- Detail: sending store details to a recipient should be easy, such as in a json config file “ourprojectstore.joplinstoreconfig.json” or in a url-encoded way that the recipeint has a “one click” operation in Joplin to add the new store.
- Detail: auth/signup/storage is all handled by the store backend
- Note: this is basically repeating my first solution pointing to issue 3546
@laurent you noticed that NextCloud is answering slow and hard to program. I have met Frank Karlitschek about 12 years ago when we were working on Nepomuk-KDE and found him very responsive, so I could not believe that NextCloud is slow answering. Also, NextCloud is the premiere solution when it comes to open source enterprise-grade file management, so if they can’t manage it, who can.
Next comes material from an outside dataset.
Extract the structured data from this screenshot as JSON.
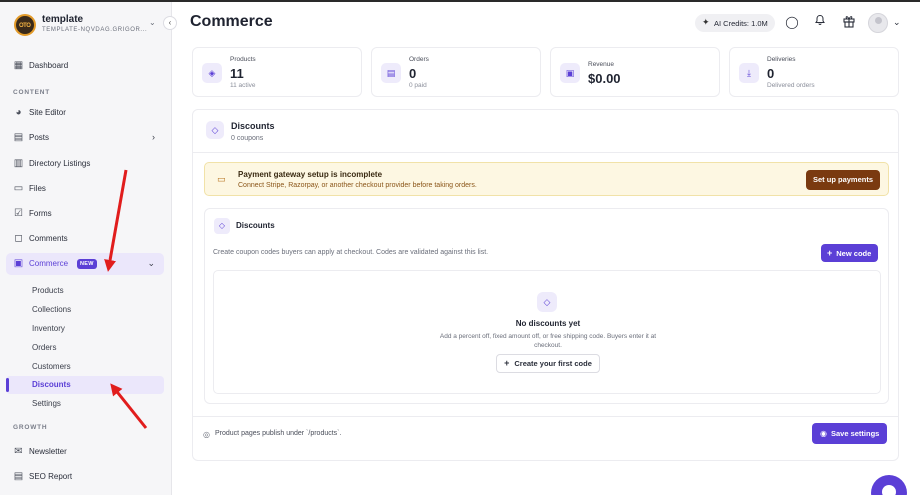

But yes, some forum entries are not answered yet and there are not dozens of posts and replies each day, but maybe I looked into the wrong forum: https://help.nextcloud.com/c/dev/11 . Anyway: the gist is: whatever platform you use as server backend for Joplin, you are stuck with. Be it Google Drive, NextCloud, Drupal, Wordpress, Typo3, Django, grav.org, picocsm, etc… you end up with endless choices. Should you use PHP/MYSQL as basis because everyone has it? Should you use Python as it is nice? Should you use X Y Z?
@Laurent, you write: “different folders in existing sharing solutions […] is not an option as it means being more and more dependent to these third-party services, and developing bespoke code for all the sync target. It would also not solve many other issues, like the Nextcloud app or custom server would.” I want to deconstruct this:
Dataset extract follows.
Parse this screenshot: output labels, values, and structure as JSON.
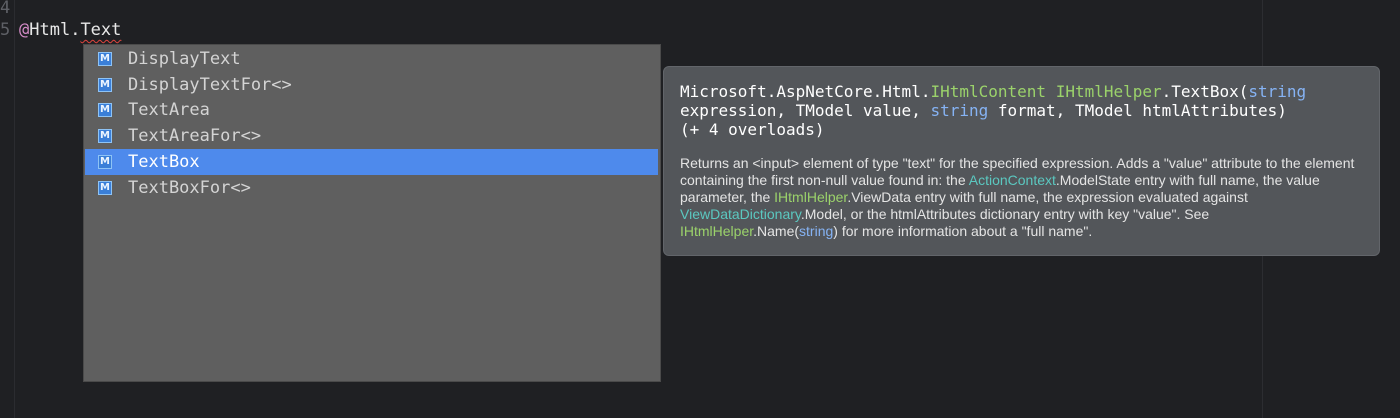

- “not an option” - seems like you are digging into an argument here, please consider this option, open up
- “more and more dependent … developing code for sync target” VERSUS “custom server”. You just compared building a new CMS/file-management-system versus using an API to an existing system. That sounds like hte “not invented here” fallacy and the “it’s quicker to write a new CMS from scratch than to reuse dropbox”. Also you seem to be tired of “developing code for the sync target”. But the main point of Joplin is to make the code of the sync target more stable, fix bugs, make it more performant, keep it compatible for the existing user base who have been using Dropbox/onedrive/webdav to keep their notes. Lets look at the elephant in the room here: making the existing sync code better and keeping it compatible with chaging store APIs is essential for Joplin to survive over the decades to come.
- “like the nextcloud app would” - you wrote above that you are unhappy with the NextCloud community and that the interfaces and framework is complex. A couple of days later, you hope that using NextCloud will magically sove all problems. It is obvious that this is a hope that will not realize itself in any given time, given the existing developer base. Given that there are dozens of tickets open.
What @cph5489 writes is essential “if we can move the files we want to share into separate folders, it will become significantly easier to share notes.” --> exactly. All the store backend platforms have some way to share folders with different people. If the Joplin store format for sync would not be “one big folder with many UID-numbered files” but something else, a new look on Joplin would come.
What @Rado1 writes is essential: " My proposal is just to allow the mapping of several sources with separate sync configuration for each of these sources.". Which is issue 3546.
The idea of a note-taking application is to use it for weeks, months, years, decades. If you look into the use cases - personal information management - you notice that people are using note-taking apps as a lifelong companion. That said, the more simple/stable/future-proof the architecture, the better. The less moving parts Joplin has, the better. The more we focus on the GUI of the desktop/mobile app and the sync code, the better. The less (or later) we add a web-server, the better.